Rewards and Challenges of Writing a Series Character by
Leonard Goldberg


The rewards of having an ongoing series character are obvious. To begin with, the writer is intimately familiar with the protagonist and knows in detail his/her physical features, strengths, flaws, likes, dislikes, personality and emotional makeup. These are given qualities that are unlikely to change, and in fact neither the reader nor writer want them to change. Why try to create a new leading character when you already have one that captivates the reader over and over from novel to novel? Put another way, when the writer has a fully developed protagonist that sells tons of books, the easiest and most profitable path is to stick with his character and concentrate on the plot. And the lead characters can be incredibly heroic (Tom Clancy’s Jack Ryan) or evil (Thomas Harris’ Hannibal Lecter), as long as they fascinate the reader and give the reader an almost insatiable desire to devour books featuring the recurrent protagonist. So the rewards of having a series character are: 1) There is no need to create and develop a new leading character. The writer already has one that he knows extremely well. All that’s needed is to have the plot revolve around the character and present him/her with new problems, obstacles, and victims; 2) The writer has a built-in audience. Readers are obviously enthralled by the protagonist since he/she appears in book after book which the publisher would only print if they had continued to sell well; and 3) It’s profitable. Books with recurrent leading characters are almost always big sellers, so the royalty checks are quite substantial.

So what, if any, are the challenges of having a series character? Believe it or not, there are disadvantages. First, the writer can become glued to the recurrent protagonist.

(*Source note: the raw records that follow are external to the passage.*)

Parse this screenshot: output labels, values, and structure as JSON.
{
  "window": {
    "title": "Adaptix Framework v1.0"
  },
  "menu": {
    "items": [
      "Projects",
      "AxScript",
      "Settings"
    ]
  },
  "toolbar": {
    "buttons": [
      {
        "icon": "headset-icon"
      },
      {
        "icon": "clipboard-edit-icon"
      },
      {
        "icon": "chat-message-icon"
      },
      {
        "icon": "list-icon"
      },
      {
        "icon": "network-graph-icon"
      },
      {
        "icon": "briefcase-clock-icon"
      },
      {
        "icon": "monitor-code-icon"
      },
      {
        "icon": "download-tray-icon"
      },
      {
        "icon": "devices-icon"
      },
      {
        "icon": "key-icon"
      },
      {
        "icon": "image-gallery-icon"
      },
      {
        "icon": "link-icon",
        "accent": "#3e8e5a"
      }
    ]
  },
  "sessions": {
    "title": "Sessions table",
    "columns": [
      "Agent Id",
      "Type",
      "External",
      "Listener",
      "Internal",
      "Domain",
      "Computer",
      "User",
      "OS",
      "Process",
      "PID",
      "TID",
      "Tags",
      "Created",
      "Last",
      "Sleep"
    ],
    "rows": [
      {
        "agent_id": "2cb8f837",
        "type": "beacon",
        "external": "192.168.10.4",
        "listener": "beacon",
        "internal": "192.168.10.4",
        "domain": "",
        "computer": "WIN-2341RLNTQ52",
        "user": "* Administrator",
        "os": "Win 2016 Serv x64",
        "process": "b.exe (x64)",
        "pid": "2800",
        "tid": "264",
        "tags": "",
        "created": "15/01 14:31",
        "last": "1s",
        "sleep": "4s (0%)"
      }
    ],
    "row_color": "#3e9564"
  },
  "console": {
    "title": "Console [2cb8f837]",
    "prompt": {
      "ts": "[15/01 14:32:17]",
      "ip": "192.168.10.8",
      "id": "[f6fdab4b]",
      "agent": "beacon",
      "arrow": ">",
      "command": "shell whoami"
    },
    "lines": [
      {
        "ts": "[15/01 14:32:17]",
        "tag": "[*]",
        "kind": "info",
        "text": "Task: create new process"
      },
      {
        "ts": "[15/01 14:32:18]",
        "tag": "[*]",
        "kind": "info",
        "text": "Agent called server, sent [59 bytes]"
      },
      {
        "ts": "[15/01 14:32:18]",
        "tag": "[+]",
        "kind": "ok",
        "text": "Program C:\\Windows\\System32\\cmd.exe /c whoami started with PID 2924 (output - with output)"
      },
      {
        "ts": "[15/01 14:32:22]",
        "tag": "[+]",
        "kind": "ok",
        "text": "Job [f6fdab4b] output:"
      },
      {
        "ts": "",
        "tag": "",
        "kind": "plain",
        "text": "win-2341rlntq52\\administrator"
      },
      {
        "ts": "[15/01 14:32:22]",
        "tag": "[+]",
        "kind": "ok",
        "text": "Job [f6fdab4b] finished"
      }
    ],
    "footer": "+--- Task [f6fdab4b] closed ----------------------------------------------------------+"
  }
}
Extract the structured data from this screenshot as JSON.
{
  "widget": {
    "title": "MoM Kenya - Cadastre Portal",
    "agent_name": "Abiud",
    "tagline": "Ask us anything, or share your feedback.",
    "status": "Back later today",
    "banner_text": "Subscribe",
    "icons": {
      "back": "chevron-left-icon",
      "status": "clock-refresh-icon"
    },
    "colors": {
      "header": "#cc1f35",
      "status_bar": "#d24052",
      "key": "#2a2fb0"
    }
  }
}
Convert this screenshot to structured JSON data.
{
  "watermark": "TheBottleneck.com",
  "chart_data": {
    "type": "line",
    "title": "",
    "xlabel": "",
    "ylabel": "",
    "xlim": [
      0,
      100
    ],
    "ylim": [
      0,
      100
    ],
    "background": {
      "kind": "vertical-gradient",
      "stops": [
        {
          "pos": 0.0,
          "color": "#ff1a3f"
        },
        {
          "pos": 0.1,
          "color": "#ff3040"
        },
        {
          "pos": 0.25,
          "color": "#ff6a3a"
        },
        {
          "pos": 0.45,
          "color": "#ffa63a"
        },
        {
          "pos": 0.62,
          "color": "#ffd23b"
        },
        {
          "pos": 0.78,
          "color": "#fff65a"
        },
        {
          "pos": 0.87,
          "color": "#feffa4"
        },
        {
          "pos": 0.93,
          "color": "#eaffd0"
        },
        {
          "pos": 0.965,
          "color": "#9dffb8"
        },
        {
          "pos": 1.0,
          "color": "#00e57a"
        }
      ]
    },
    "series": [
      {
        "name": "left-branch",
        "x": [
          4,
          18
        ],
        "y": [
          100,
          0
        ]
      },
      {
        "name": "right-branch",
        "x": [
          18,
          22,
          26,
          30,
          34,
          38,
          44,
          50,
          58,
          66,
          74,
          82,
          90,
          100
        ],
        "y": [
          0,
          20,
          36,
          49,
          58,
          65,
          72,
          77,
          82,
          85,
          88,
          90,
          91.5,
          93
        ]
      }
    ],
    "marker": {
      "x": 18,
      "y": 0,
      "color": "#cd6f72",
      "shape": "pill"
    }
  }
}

The publisher will demand that your novels have the same lead character because he or she sells books. If you have new ideas for a lead character, you have to put them on hold, unless you already have a huge audience (Michael Connelly in the Harry Bosch series) and somehow come up with another fascinating protagonist (Michael Connelly in the Mickey Haller series). Another challenge of having a series character is that your audience may grow tired of the same protagonist. Maybe the writer begins to tell the same story over and over, and the lead character responds in all-too-familiar fashion. I know of several authors whose recurrent protagonist seemed to die out after three or four novels, primarily because of the sameness in their later books. And finally, there would be an almost unthinkable third challenge of having a series character. The author may actually tire of the protagonist. Enough!, the writer yells to himself, now wearied and bored with the character and series despite phenomenal book sales. Would you like an example of this? Try Arthur Conan Doyle, the creator of Sherlock Holmes, the greatest and most popular fictional detective of all time. Doyle became famous, wealthy, and was knighted because of his Sherlock Holmes creation. But he also grew weary of Sherlock Holmes and decided to kill him off in The Final Problem. The public outcry was so immense that Doyle had to bring Holmes back to life in The Adventures of the Empty House. There is surely not a writer alive who does not envy Arthur Conan Doyle, whose Sherlock Holmes was so beloved by the public that they forced him to revive Sherlock from his watery grave.

So the reader can see from my brief article that there are rewards and challenges in having a series character. All things considered, I’m certain virtually every writer would tell you that the rewards far outweigh the challenges.

Plague ShipLeonard Goldberg is a USA Today bestselling novelist whose medical thriller Plague Ship  was published on October 8th.

 

 

 

 

 

 

 

 


Leave a Reply